PROBLEM TO WORK ON:
This exercise calls for copying every line below that holds the word "label".

Saved data entries:

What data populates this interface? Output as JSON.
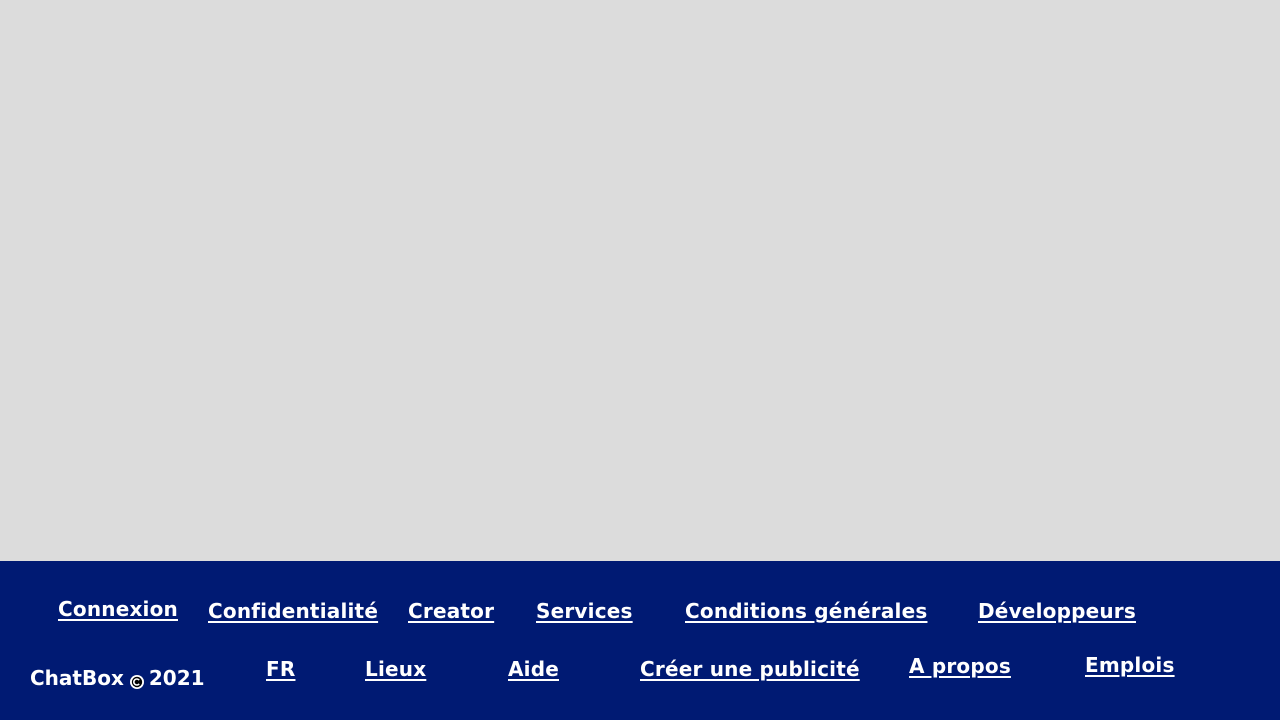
{
  "footer": {
    "links_row1": [
      {
        "id": "connexion",
        "label": "Connexion"
      },
      {
        "id": "confidentialite",
        "label": "Confidentialité"
      },
      {
        "id": "creator",
        "label": "Creator"
      },
      {
        "id": "services",
        "label": "Services"
      },
      {
        "id": "conditions",
        "label": "Conditions générales"
      },
      {
        "id": "developpeurs",
        "label": "Développeurs"
      }
    ],
    "links_row2": [
      {
        "id": "fr",
        "label": "FR"
      },
      {
        "id": "lieux",
        "label": "Lieux"
      },
      {
        "id": "aide",
        "label": "Aide"
      },
      {
        "id": "creer-pub",
        "label": "Créer une publicité"
      },
      {
        "id": "a-propos",
        "label": "A propos"
      },
      {
        "id": "emplois",
        "label": "Emplois"
      }
    ],
    "brand": {
      "name": "ChatBox",
      "icon": "copyright-icon",
      "year": "2021"
    }
  },
  "colors": {
    "page_background": "#dcdcdc",
    "footer_background": "#001a73",
    "footer_text": "#ffffff"
  }
}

ANSWER FOR THIS EXERCISE:
        "label": "Connexion"
        "label": "Confidentialité"
        "label": "Creator"
        "label": "Services"
        "label": "Conditions générales"
        "label": "Développeurs"
        "label": "FR"
        "label": "Lieux"
        "label": "Aide"
        "label": "Créer une publicité"
        "label": "A propos"
        "label": "Emplois"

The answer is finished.